Problem: Leaving out every picture, output the records below exactly as they are.

Records shown:
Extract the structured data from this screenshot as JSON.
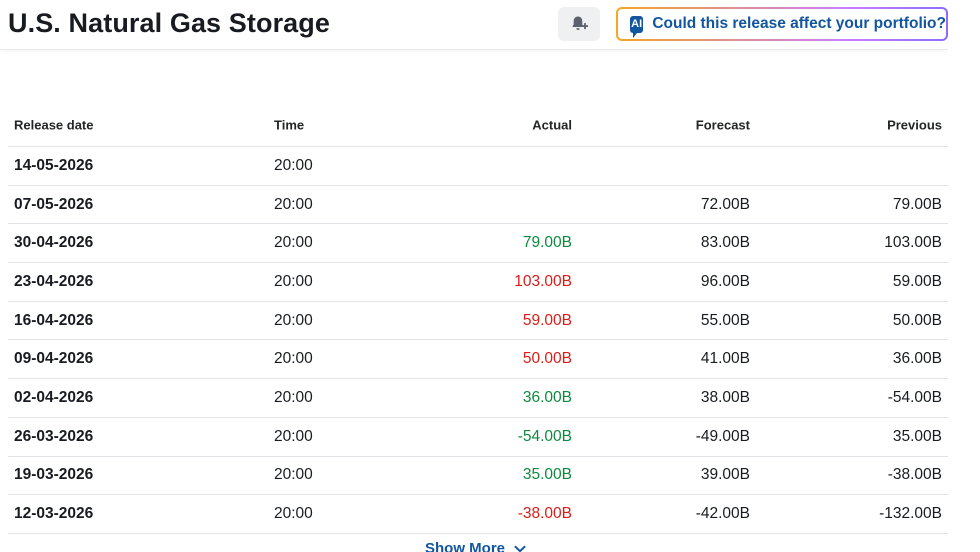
{
  "header": {
    "title": "U.S. Natural Gas Storage",
    "ai_badge": "AI",
    "ai_button_label": "Could this release affect your portfolio?"
  },
  "table": {
    "columns": {
      "release_date": "Release date",
      "time": "Time",
      "actual": "Actual",
      "forecast": "Forecast",
      "previous": "Previous"
    },
    "rows": [
      {
        "date": "14-05-2026",
        "time": "20:00",
        "actual": "",
        "actual_status": "",
        "forecast": "",
        "previous": ""
      },
      {
        "date": "07-05-2026",
        "time": "20:00",
        "actual": "",
        "actual_status": "",
        "forecast": "72.00B",
        "previous": "79.00B"
      },
      {
        "date": "30-04-2026",
        "time": "20:00",
        "actual": "79.00B",
        "actual_status": "pos",
        "forecast": "83.00B",
        "previous": "103.00B"
      },
      {
        "date": "23-04-2026",
        "time": "20:00",
        "actual": "103.00B",
        "actual_status": "neg",
        "forecast": "96.00B",
        "previous": "59.00B"
      },
      {
        "date": "16-04-2026",
        "time": "20:00",
        "actual": "59.00B",
        "actual_status": "neg",
        "forecast": "55.00B",
        "previous": "50.00B"
      },
      {
        "date": "09-04-2026",
        "time": "20:00",
        "actual": "50.00B",
        "actual_status": "neg",
        "forecast": "41.00B",
        "previous": "36.00B"
      },
      {
        "date": "02-04-2026",
        "time": "20:00",
        "actual": "36.00B",
        "actual_status": "pos",
        "forecast": "38.00B",
        "previous": "-54.00B"
      },
      {
        "date": "26-03-2026",
        "time": "20:00",
        "actual": "-54.00B",
        "actual_status": "pos",
        "forecast": "-49.00B",
        "previous": "35.00B"
      },
      {
        "date": "19-03-2026",
        "time": "20:00",
        "actual": "35.00B",
        "actual_status": "pos",
        "forecast": "39.00B",
        "previous": "-38.00B"
      },
      {
        "date": "12-03-2026",
        "time": "20:00",
        "actual": "-38.00B",
        "actual_status": "neg",
        "forecast": "-42.00B",
        "previous": "-132.00B"
      }
    ],
    "show_more_label": "Show More"
  },
  "colors": {
    "positive": "#0e8a3e",
    "negative": "#d91e18",
    "link": "#1256a0"
  },
  "icons": {
    "alert": "bell-plus-icon",
    "ai": "ai-badge-icon",
    "show_more": "chevron-down-icon"
  }
}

Response for this exercise:
Extract the structured data from this screenshot as JSON.
{
  "header": {
    "title": "U.S. Natural Gas Storage",
    "ai_badge": "AI",
    "ai_button_label": "Could this release affect your portfolio?"
  },
  "table": {
    "columns": {
      "release_date": "Release date",
      "time": "Time",
      "actual": "Actual",
      "forecast": "Forecast",
      "previous": "Previous"
    },
    "rows": [
      {
        "date": "14-05-2026",
        "time": "20:00",
        "actual": "",
        "actual_status": "",
        "forecast": "",
        "previous": ""
      },
      {
        "date": "07-05-2026",
        "time": "20:00",
        "actual": "",
        "actual_status": "",
        "forecast": "72.00B",
        "previous": "79.00B"
      },
      {
        "date": "30-04-2026",
        "time": "20:00",
        "actual": "79.00B",
        "actual_status": "pos",
        "forecast": "83.00B",
        "previous": "103.00B"
      },
      {
        "date": "23-04-2026",
        "time": "20:00",
        "actual": "103.00B",
        "actual_status": "neg",
        "forecast": "96.00B",
        "previous": "59.00B"
      },
      {
        "date": "16-04-2026",
        "time": "20:00",
        "actual": "59.00B",
        "actual_status": "neg",
        "forecast": "55.00B",
        "previous": "50.00B"
      },
      {
        "date": "09-04-2026",
        "time": "20:00",
        "actual": "50.00B",
        "actual_status": "neg",
        "forecast": "41.00B",
        "previous": "36.00B"
      },
      {
        "date": "02-04-2026",
        "time": "20:00",
        "actual": "36.00B",
        "actual_status": "pos",
        "forecast": "38.00B",
        "previous": "-54.00B"
      },
      {
        "date": "26-03-2026",
        "time": "20:00",
        "actual": "-54.00B",
        "actual_status": "pos",
        "forecast": "-49.00B",
        "previous": "35.00B"
      },
      {
        "date": "19-03-2026",
        "time": "20:00",
        "actual": "35.00B",
        "actual_status": "pos",
        "forecast": "39.00B",
        "previous": "-38.00B"
      },
      {
        "date": "12-03-2026",
        "time": "20:00",
        "actual": "-38.00B",
        "actual_status": "neg",
        "forecast": "-42.00B",
        "previous": "-132.00B"
      }
    ],
    "show_more_label": "Show More"
  },
  "colors": {
    "positive": "#0e8a3e",
    "negative": "#d91e18",
    "link": "#1256a0"
  },
  "icons": {
    "alert": "bell-plus-icon",
    "ai": "ai-badge-icon",
    "show_more": "chevron-down-icon"
  }
}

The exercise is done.